**Task instructions**: Show every line of the records below that contains the word "icon".

**Record excerpts**:
-----

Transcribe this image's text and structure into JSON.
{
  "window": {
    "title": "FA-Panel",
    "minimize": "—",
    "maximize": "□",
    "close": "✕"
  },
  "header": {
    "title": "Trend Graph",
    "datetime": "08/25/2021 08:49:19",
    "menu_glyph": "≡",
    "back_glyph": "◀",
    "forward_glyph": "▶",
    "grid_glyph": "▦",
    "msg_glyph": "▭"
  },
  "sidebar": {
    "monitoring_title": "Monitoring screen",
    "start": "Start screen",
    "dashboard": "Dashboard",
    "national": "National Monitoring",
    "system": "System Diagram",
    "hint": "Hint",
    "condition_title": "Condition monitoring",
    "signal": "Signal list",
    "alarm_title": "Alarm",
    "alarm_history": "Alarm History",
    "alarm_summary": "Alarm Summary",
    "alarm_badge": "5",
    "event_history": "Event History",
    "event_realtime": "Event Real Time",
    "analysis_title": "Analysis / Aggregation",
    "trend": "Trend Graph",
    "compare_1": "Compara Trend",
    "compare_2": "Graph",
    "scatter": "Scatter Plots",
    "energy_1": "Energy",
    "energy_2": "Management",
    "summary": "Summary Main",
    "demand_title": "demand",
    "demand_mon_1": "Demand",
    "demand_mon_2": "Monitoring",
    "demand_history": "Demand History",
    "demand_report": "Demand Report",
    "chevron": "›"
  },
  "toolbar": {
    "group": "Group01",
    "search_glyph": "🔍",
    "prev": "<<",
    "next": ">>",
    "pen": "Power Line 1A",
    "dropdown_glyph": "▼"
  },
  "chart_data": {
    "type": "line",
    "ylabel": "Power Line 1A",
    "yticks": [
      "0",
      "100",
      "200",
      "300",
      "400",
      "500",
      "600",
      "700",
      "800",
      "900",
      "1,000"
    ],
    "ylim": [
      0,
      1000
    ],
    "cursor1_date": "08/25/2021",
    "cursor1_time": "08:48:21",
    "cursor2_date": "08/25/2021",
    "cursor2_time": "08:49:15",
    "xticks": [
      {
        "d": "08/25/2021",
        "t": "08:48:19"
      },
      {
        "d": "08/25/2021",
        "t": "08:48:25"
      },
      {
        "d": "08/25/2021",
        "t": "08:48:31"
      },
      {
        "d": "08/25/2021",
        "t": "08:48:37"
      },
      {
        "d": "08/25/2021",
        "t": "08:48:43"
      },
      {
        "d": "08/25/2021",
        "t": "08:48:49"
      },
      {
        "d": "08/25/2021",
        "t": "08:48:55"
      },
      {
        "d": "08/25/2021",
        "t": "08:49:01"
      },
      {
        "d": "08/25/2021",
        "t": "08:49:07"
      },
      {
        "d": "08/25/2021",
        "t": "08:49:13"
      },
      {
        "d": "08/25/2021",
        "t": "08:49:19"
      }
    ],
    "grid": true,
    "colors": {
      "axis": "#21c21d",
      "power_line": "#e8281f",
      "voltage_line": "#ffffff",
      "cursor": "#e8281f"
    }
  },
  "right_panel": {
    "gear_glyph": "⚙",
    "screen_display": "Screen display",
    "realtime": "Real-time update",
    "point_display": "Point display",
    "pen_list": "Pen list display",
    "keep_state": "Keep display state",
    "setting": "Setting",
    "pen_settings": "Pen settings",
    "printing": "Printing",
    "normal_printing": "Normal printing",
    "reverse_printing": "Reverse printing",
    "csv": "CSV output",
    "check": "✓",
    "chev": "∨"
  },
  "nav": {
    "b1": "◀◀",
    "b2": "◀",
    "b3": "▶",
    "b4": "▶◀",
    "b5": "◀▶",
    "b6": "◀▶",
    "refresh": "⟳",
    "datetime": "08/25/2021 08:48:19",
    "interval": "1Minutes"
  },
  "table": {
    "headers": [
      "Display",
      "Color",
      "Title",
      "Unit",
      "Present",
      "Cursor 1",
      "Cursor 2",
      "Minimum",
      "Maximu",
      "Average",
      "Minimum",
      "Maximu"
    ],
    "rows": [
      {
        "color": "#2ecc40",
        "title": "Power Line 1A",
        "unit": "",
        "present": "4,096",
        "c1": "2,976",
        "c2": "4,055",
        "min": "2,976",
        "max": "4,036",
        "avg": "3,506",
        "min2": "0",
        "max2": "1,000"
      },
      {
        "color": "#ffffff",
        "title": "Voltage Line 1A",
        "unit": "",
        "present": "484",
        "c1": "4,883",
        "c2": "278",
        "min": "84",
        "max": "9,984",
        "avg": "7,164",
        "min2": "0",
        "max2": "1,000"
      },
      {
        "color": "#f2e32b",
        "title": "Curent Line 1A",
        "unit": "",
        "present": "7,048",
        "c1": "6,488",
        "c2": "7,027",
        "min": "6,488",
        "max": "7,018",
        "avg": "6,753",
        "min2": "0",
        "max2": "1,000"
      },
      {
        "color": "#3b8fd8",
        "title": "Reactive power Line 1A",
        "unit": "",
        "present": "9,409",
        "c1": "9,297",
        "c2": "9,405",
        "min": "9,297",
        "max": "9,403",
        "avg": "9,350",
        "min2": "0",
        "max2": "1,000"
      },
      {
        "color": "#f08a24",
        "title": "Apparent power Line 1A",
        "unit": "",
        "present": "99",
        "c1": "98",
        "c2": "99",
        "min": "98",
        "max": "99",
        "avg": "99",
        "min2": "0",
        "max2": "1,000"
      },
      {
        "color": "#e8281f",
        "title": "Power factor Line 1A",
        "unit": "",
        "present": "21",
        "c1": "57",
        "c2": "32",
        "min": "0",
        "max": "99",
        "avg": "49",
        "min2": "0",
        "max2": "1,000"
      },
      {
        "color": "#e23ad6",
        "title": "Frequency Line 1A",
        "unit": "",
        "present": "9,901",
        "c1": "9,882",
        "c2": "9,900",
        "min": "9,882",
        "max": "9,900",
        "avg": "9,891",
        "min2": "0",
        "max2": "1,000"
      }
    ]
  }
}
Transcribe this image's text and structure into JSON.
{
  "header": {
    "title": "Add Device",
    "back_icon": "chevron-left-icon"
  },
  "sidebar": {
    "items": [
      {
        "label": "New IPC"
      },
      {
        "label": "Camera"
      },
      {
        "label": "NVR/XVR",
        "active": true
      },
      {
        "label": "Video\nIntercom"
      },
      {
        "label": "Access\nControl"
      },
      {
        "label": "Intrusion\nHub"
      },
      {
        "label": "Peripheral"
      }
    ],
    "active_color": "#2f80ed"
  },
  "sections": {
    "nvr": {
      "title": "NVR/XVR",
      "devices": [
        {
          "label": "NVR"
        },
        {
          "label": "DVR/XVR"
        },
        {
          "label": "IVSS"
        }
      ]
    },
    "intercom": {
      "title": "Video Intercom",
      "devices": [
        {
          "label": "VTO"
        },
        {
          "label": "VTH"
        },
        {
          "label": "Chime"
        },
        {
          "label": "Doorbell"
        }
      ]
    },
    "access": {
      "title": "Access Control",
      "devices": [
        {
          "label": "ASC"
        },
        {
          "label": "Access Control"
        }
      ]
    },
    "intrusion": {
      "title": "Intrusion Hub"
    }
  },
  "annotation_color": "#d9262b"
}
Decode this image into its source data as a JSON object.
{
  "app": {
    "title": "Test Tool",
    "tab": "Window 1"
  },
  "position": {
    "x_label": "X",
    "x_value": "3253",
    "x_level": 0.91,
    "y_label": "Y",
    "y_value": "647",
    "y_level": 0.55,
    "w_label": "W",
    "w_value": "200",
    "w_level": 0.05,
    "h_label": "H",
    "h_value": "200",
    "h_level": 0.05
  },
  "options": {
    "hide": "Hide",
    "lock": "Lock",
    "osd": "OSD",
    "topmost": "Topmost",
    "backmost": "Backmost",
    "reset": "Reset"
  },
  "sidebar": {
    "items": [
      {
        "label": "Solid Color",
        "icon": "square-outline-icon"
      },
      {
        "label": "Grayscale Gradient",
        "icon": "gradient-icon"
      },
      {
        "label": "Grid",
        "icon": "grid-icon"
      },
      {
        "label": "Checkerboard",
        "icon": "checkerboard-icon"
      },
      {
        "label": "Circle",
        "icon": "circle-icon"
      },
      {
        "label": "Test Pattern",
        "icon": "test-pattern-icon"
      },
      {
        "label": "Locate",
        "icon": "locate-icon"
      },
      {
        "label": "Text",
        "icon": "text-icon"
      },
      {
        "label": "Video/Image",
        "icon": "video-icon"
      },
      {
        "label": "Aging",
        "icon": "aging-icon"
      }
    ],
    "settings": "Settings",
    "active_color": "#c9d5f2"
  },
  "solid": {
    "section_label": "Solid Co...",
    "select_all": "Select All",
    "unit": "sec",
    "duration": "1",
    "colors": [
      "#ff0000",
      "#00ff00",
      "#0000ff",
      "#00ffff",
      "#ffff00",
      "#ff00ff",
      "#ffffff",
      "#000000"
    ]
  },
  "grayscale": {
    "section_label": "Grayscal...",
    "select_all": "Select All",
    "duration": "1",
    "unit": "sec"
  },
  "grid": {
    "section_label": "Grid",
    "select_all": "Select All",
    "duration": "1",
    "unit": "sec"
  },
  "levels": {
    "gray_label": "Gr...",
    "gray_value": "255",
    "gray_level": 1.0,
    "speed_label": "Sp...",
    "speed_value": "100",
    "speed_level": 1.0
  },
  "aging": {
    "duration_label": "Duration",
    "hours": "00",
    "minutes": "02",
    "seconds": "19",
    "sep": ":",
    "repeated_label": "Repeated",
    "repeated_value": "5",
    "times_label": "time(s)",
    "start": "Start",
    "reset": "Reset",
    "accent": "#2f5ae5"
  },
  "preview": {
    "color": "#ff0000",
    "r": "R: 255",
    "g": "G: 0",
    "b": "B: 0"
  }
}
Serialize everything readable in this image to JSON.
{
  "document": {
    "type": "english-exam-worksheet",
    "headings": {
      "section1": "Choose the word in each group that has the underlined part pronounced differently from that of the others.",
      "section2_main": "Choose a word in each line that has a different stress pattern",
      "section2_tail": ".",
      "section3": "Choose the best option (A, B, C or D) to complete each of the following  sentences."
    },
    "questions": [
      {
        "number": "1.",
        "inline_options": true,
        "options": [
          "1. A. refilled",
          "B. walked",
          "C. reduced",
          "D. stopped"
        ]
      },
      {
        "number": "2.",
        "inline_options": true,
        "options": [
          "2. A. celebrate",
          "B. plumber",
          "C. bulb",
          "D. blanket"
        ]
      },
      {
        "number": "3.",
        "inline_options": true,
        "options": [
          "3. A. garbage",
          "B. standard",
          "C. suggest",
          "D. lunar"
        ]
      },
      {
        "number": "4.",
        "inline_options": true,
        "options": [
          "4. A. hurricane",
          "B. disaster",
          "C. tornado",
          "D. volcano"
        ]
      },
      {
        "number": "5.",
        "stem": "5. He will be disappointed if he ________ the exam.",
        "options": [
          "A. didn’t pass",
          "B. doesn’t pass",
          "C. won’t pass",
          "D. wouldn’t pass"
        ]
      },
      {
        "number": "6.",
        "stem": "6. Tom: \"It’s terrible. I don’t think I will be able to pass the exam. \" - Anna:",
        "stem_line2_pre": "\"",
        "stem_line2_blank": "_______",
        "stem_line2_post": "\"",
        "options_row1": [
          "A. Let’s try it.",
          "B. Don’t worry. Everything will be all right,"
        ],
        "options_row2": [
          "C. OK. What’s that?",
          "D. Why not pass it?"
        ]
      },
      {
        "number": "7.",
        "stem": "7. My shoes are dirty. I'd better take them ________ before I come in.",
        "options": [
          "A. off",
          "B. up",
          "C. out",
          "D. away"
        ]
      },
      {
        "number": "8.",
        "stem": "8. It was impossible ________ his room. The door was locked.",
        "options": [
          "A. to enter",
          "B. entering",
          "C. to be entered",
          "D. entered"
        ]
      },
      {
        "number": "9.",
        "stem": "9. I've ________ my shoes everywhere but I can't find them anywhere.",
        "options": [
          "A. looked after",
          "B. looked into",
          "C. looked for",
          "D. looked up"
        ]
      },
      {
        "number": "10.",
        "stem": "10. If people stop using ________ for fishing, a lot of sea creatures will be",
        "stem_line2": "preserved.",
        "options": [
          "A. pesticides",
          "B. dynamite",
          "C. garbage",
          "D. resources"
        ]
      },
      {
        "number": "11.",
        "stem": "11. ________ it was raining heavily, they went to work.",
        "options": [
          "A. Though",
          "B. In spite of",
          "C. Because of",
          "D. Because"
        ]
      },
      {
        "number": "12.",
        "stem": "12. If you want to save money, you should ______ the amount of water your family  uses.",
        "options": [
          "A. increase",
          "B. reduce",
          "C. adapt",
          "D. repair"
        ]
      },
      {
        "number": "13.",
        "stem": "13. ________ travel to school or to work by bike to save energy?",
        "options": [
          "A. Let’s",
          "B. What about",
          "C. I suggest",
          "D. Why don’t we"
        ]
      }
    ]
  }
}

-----

**Task response**:
    "back_icon": "chevron-left-icon"
        "icon": "square-outline-icon"
        "icon": "gradient-icon"
        "icon": "grid-icon"
        "icon": "checkerboard-icon"
        "icon": "circle-icon"
        "icon": "test-pattern-icon"
        "icon": "locate-icon"
        "icon": "text-icon"
        "icon": "video-icon"
        "icon": "aging-icon"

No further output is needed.